I don't know if there's an old saw about not blogging when you're angry, but they're probably should be. The problem is that anger is the fuel of art, or so says the author of The Artist's Way. Therefore, the artist has to strike when the iron is hot, even if the sparks are hot enough to burn him and those closest to him.
As you may have guessed, I'm feeling a bit perturbed at the moment, but not so much that I'm blind with rage. What's on my mind is the recurring theme of my post-college life: losing touch with friends. In fact, the only friends who've kept in touch are those who are not active artists. This has led me to believe that the stereotype of the flaky artist is well-deserved.
But I know that my artistically-inclined friends are busy trying to make ends meet and follow their muse at the same time. I just don't understand why they can't drop me a line once a month or quarterly or maybe every blue moon or so. I'm willing to take a back seat to Art, or the significant other, or the baby/ies, but could you at least let me know that you're still cognizant of my existence?
Too many friends have put me on the back burner. After the amount of these friends reached critical mass, it was inevitable that I would start taking it personally.
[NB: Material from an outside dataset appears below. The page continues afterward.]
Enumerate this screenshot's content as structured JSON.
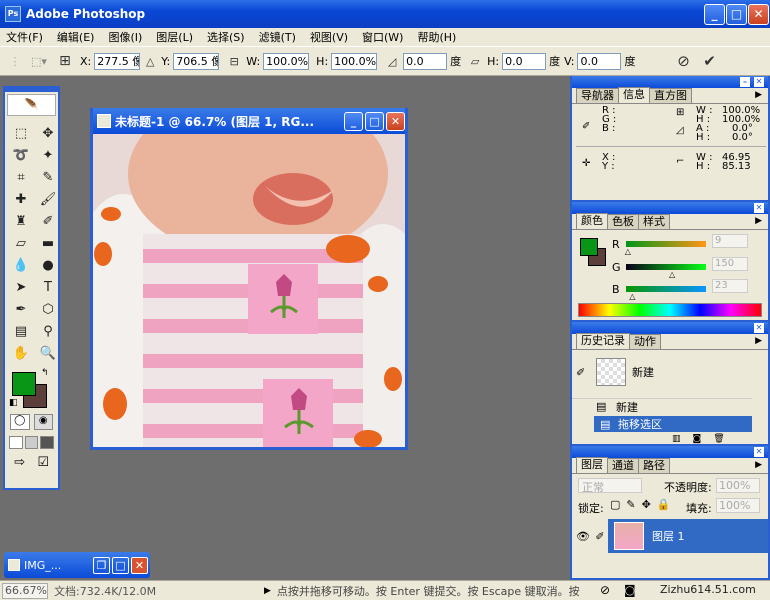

I've been forced to take a hard look in the mirror and wonder if I'm a good friend. There have been friends I've flaked out on, but they tend to be the ones who stick around. The friends I've been most devoted to are generally the ones who fade away.
I know I've blogged about this before, and it didn't seem to do me any good then, so I'm not sure why I'm going back to this well when it's clearly empty. (I think I've even used that metaphor with this subject before.) It must be an eternally-springing hope that my friends will see the error of their ways and come back to me. But this feels like a pointless effort.
I feel like I've been left behind on the road to adulthood. It's as if
my absent friends found their lane through art or family, while I got
stuck in a rut and became stranded on the side of the road. There seems
to be a wide gulf between those of us with meaningful jobs and/or
families and those of us without those things.
I'd like to remind those of you who have been blessed that not all of us have been so fortunate. It's cold and lonely on the back burner. If you leave us back there too long, don't be surprised when you look for us and we're gone. Hopefully, we've found someone willing to keep us on the front burner.